But can AB 203 pass the legislature? At our first legislative lobby day in support of AB 203, one legislative aide told us, "There are a thousand bills introduced in the legislature every session." That's a daunting statistic, to be sure, but it also clarifies our task: Through constituent phone calls and meetings, we must raise ourone bill above the sea of a thousand bills, so that it first becomes one of the hundred bills that your legislator has actually heard of, and then one of the few dozen bills that your legislator will vote for. Still discouraged? Ask yourself: How many bills have citizens roaming the halls of the Capitol on their behalf? Ours does, and whether our bill succeeds on what we do, including how many of us make the trip to Madison for the October 20 lobby day in support of AB 203.

But will any Governor use the authority given by AB 203 to withhold the Guard? As with the question about whether AB 203 will pass the legislature, the answer depends on us. I can easily imagine, if AB 203 becomes law, a thousand pro-peace citizens (or thousands, even) surrounding the Capitol, demanding that the Governor do the right - and legally proper - thing and refuse the next deployment order to send more of Wisconsin's Guard to Iraq or Afghanistan. When that happens, it will be because those citizens have been provided with an opportunity to protest, closer to home and directed at a target that's more subject to pressure than Harry Reid, Nancy Pelosi, or Barack Obama, and because the Governor has lost an excuse for inaction that he once enjoyed. This is why it's a mistake to see the campaign for AB 203 in opposition to other tactics, such as street protests. Done strategically, a legislative campaign can create opportunities for protest and raise the level of popular interest in street protest.

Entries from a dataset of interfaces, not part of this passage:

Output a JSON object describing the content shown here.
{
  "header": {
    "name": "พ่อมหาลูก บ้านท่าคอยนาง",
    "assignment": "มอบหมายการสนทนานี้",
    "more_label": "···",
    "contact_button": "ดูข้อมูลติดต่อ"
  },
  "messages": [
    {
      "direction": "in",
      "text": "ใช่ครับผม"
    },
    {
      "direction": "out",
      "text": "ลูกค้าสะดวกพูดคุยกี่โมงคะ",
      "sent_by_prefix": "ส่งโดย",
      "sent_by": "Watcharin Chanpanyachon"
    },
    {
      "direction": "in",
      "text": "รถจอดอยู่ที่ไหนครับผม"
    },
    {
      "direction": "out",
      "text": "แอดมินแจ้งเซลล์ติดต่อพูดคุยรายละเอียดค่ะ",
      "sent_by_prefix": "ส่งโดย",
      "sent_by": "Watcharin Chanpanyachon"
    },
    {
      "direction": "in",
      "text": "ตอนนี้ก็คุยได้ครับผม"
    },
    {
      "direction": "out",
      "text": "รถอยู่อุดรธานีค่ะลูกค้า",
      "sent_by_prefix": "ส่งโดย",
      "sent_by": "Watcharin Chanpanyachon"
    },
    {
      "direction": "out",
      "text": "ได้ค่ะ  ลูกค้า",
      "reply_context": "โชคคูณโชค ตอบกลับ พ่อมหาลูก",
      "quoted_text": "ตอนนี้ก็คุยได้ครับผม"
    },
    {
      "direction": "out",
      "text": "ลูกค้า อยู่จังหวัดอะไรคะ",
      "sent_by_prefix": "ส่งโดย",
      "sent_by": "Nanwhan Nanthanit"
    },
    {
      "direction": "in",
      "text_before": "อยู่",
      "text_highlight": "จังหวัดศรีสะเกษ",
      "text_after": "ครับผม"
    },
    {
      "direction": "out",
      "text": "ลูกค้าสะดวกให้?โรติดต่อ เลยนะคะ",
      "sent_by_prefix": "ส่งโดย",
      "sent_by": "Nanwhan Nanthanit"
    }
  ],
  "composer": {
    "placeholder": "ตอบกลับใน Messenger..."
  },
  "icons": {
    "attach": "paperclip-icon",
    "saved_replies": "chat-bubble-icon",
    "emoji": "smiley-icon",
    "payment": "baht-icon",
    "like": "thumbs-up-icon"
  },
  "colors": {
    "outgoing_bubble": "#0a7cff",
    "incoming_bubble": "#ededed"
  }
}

Clearly, peace movement activity is now at a low ebb. Some cite the "Obama effect", some note that other issues, such as health care, have drawn away the interest of politically active people. These explanations all contain a grain of truth, but the peace movement also needs to examine the types of activities it is promoting, and constantly assess our strategies and tactics and search for new strategies when the old ones clearly aren't working. "Bring the Guard Home - It's the Law!" is one of the new strategies we should be exploring. Whether it leads anywhere depends, at least in part, on us.

Additional Information: 

Steve Burns, Outreach Director
Wisconsin Network for Peace and Justice